The worst of the Chuzzlewit relatives is a cousin named Seth Pecksniff who is an ostentatiously pious and inwardly scheming individual. He worms his way into Scofield's confidence and tries to undermine everyone else so that he and his daughters may profit. He's not above using his daughters for that end either though the daughters played by Julia Sawalha and Emma Chambers. Pecksniff is one of Dickens's most enduring if villainous characters and here he's played with full unctuousness going on all cylinders by Tom Wilkinson.
One of the daughters in fact at Wilkinson's urging marries an equally villainous cousin Jonas Chuzzlewit played by Keith Allen to further the Pecksniff fortunes. He also takes in 'students' to 'learn' architecture and he's got a lovely racket there in passing off promising student's drawings as his own work and living off the money they pay him to allegedly learn. He deals young Walden dirty that way, but most catch on to him including Walden with exception of good hearted Tom Pinch played by Philip Allen. Even he gets wise at one point.

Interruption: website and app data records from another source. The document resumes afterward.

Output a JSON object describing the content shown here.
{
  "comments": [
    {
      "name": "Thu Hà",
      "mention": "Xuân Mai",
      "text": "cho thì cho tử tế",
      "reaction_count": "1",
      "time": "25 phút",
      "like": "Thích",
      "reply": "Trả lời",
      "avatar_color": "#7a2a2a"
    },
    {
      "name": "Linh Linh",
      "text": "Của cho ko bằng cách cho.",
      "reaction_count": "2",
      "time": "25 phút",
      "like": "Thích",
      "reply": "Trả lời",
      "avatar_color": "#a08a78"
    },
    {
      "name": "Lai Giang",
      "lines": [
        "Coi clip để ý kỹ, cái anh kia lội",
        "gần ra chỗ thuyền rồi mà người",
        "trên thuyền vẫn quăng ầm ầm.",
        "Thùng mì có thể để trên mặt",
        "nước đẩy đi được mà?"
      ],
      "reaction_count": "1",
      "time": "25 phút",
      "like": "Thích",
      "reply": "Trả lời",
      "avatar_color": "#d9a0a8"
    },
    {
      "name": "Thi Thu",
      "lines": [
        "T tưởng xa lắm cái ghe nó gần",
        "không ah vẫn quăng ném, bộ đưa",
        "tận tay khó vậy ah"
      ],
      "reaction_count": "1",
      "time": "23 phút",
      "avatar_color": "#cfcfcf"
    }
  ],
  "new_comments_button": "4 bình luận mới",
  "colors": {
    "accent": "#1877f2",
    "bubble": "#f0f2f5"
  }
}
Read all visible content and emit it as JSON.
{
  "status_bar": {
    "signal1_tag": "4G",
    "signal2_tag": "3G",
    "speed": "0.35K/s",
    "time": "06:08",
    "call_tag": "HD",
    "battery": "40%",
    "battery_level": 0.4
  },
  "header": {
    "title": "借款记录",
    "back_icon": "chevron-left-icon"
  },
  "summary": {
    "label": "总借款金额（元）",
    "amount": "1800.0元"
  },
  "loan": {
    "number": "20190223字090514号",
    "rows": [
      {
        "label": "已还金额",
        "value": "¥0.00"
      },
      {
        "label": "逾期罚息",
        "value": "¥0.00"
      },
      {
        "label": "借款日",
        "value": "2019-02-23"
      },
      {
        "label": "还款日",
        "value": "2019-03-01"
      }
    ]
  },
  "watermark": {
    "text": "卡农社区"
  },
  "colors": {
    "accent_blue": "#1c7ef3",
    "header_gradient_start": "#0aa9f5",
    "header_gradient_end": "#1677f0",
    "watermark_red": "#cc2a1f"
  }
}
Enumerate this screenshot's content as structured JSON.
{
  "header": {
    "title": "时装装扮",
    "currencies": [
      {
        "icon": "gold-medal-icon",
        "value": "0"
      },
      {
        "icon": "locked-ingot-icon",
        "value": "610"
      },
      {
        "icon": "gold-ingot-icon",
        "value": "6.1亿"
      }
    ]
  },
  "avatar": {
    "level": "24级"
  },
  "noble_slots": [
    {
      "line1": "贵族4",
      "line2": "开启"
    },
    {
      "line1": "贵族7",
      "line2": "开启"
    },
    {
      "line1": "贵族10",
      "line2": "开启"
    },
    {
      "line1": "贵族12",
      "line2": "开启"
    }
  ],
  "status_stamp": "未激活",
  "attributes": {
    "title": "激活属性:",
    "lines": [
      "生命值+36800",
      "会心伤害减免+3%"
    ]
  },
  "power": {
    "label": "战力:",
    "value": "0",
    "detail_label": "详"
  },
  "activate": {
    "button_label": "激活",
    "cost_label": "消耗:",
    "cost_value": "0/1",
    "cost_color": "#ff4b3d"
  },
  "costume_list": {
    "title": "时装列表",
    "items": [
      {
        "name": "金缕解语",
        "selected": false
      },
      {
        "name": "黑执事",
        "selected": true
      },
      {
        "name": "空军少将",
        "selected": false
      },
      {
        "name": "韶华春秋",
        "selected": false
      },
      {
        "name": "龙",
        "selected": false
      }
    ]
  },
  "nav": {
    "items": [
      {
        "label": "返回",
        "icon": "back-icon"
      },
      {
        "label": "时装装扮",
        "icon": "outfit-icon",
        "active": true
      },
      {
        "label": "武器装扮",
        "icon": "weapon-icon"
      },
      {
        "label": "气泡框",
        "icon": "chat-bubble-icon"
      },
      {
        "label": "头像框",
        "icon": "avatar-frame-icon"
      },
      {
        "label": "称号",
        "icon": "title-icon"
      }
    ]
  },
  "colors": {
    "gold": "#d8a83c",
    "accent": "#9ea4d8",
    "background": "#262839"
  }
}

Martin Chuzzlewit was written after Dickens had returned from an American tour and part of the novel has young Martin and a friend going to America to seek a fortune of his own. Dickens was not happy with what he saw in America and the Americans you see here are a merciless bunch of greedy film flam businessmen. That part of the novel got a short shrift in this production.
Considering how Dickens portrayed some of his own countrymen I can't really fault him for writing what he saw in the USA of the 1840s. Just the Chuzzlewit family or most of them are enough to make you gag.
This is a fine BBC productions impeccably cast and giving us a good picture of the United Kingdom of the early Victorian years. Best in the cast is Tom Wilkinson as Pecksniff. The word itself became a noun in the English language for hypocrite just mccarthyism became a synonym for slanderous accusation without proof.
When one of your characters becomes a noun, that's the greatest success you can have.
Martin Chuzzlewit is perhaps not Dickens at his best but it has the ingredients that make him such a great author in the first place and it deserves to be better known. This 1994 adaptation is fabulous in all areas, one of the best Dickens adaptations of the past 25 years. The production values are splendidly evocative, not too bleak or too squeaky clean, and the adaptation is shot with natural skill. The dialogue is very Dickenesian, with its fair share of funny and affecting parts, while the story while leaving some things out is compelling and faithful in spirit and style to Dickens, respecting his work rather than disregarding it. The pace is just right, the drama is given time to breathe but there's no signs of tedium, while as to hope from a Dickens adaptation the characterisations are rich. Of the fine performances, Tom Wilkinson dominates, a brilliant performance and he hits the arrogant and hypocritical sides of Pecksniff spot on. Phillip Franks is incredibly moving as Tom Pinch. Paul Scofield's titular character is played with splendid dottiness and the much missed Pete Postlethwaite is superb, and we also have an unforgettably hilarious Elizabeth Spriggs and Keith Allen who has never been better. All in all, an underrated book given classic treatment. 10/10 Bethany Cox
Tremendous adaptation of the Dickens novel the author himself
considered his best work.
Perfectly cast in every role its difficult to single out any one as best. Scofield of course is brilliant but perhaps the real standout is Phillip Franks as Tom Pinch, outwardly an odd looking man who possesses a soul of great compassion and kindness he gives an emotional heart to the entire enterprise. Set in beautifully realized surroundings with impressive attention to detail and directed so that the story never bogs down and focuses too long on any one plot thread this is perfect for any fan of the BBC or classic literature.
|Page 1 of 2:|| |
|External reviews||Plot keywords||Main details|
|Your user reviews||Your vote history|